Sitting in the middle of a 72 acre apple orchard in Geneva, The Park opened in 2005 with one lab, 4 offices, an administration suite and 3 tenants. In the summer of 2006 we began developing the inside of the building adding to the existing facilities, 13 more offices , another lab and 4 production facilities. The entire campus is a Certified Business Incubator and is shovel ready for new buildings.

The mission of the park is to provide a campus for research and development in the areas of food and agriculture. The Technology Farm is exceptionally business-friendly.

There is room for private development as well as another Park building.

CheriBundi Inc. was the first tenant of the Technology Farm. CheriBundi strives to use the natural benefits of tart cherry juice to provide a product that will aid in recovery, pain management, and improved sleep habits. The benefits of phytonutrients, antioxidants, and melatonin present in cherries, have positioned CheriBundi in the juice market for customers interested in the body’s natural recovery process, or those interested in participating in athletics. CheriBundi is notable for having supplied their product to both the NFL Super Bowl Champion New England Patriots and the NHL Stanley Cup Champion Chicago Blackhawks.

Stony Brook WholeHeartedFoods, also a resident, is one of America’s only artisan makers of culinary squash seed oil. The oil is handcrafted from squash seeds; it is made in small batches at the Technology Farm in Geneva. The squash seeds contain Vitamins E and A, lutein and other beneficial phytochemicals that give squash their bright color. Sold in specialty food stores from Boston to Seattle, Stoney Brook has received favorable reviews by food editors of the New York Times, Boston Globe, and Wall Street Journal.
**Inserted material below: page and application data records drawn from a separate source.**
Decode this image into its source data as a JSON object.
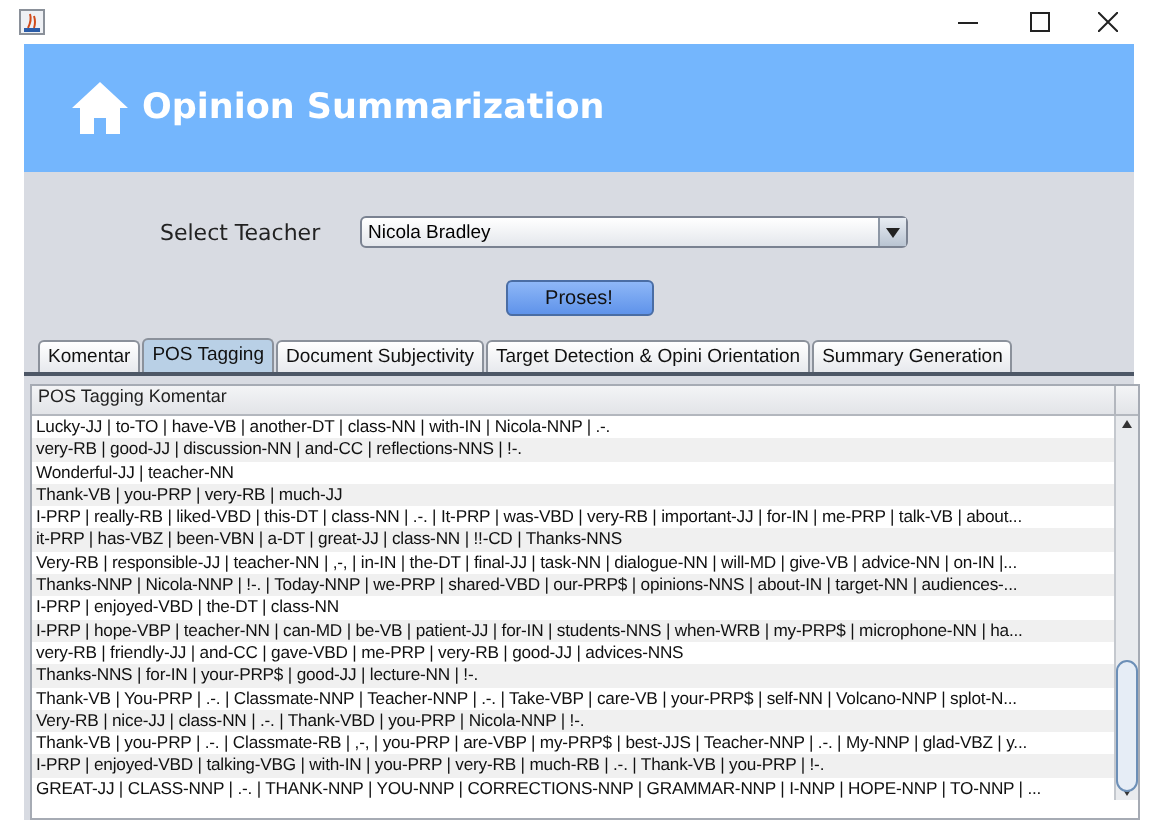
{
  "header": {
    "title": "Opinion Summarization"
  },
  "form": {
    "label": "Select Teacher",
    "teacher": "Nicola Bradley",
    "button": "Proses!"
  },
  "tabs": [
    {
      "label": "Komentar",
      "selected": false
    },
    {
      "label": "POS Tagging",
      "selected": true
    },
    {
      "label": "Document Subjectivity",
      "selected": false
    },
    {
      "label": "Target Detection & Opini Orientation",
      "selected": false
    },
    {
      "label": "Summary Generation",
      "selected": false
    }
  ],
  "table": {
    "columns": [
      "POS Tagging Komentar"
    ],
    "rows": [
      "Lucky-JJ | to-TO | have-VB | another-DT | class-NN | with-IN | Nicola-NNP | .-.",
      "very-RB | good-JJ | discussion-NN | and-CC | reflections-NNS | !-.",
      "Wonderful-JJ | teacher-NN",
      "Thank-VB | you-PRP | very-RB | much-JJ",
      "I-PRP | really-RB | liked-VBD | this-DT | class-NN | .-. | It-PRP | was-VBD | very-RB | important-JJ | for-IN | me-PRP | talk-VB | about...",
      "it-PRP | has-VBZ | been-VBN | a-DT | great-JJ | class-NN | !!-CD | Thanks-NNS",
      "Very-RB | responsible-JJ | teacher-NN | ,-, | in-IN | the-DT | final-JJ | task-NN | dialogue-NN | will-MD | give-VB | advice-NN | on-IN |...",
      "Thanks-NNP | Nicola-NNP | !-. | Today-NNP | we-PRP | shared-VBD | our-PRP$ | opinions-NNS | about-IN | target-NN | audiences-...",
      "I-PRP | enjoyed-VBD | the-DT | class-NN",
      "I-PRP | hope-VBP | teacher-NN | can-MD | be-VB | patient-JJ | for-IN | students-NNS | when-WRB | my-PRP$ | microphone-NN | ha...",
      "very-RB | friendly-JJ | and-CC | gave-VBD | me-PRP | very-RB | good-JJ | advices-NNS",
      "Thanks-NNS | for-IN | your-PRP$ | good-JJ | lecture-NN | !-.",
      "Thank-VB | You-PRP | .-. | Classmate-NNP | Teacher-NNP | .-. | Take-VBP | care-VB | your-PRP$ | self-NN | Volcano-NNP | splot-N...",
      "Very-RB | nice-JJ | class-NN | .-. | Thank-VBD | you-PRP | Nicola-NNP | !-.",
      "Thank-VB | you-PRP | .-. | Classmate-RB | ,-, | you-PRP | are-VBP | my-PRP$ | best-JJS | Teacher-NNP | .-. | My-NNP | glad-VBZ | y...",
      "I-PRP | enjoyed-VBD | talking-VBG | with-IN | you-PRP | very-RB | much-RB | .-. | Thank-VB | you-PRP | !-.",
      "GREAT-JJ | CLASS-NNP | .-. | THANK-NNP | YOU-NNP | CORRECTIONS-NNP | GRAMMAR-NNP | I-NNP | HOPE-NNP | TO-NNP | ..."
    ]
  }
}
The oils are also free of GMO and agents used in chemical extraction.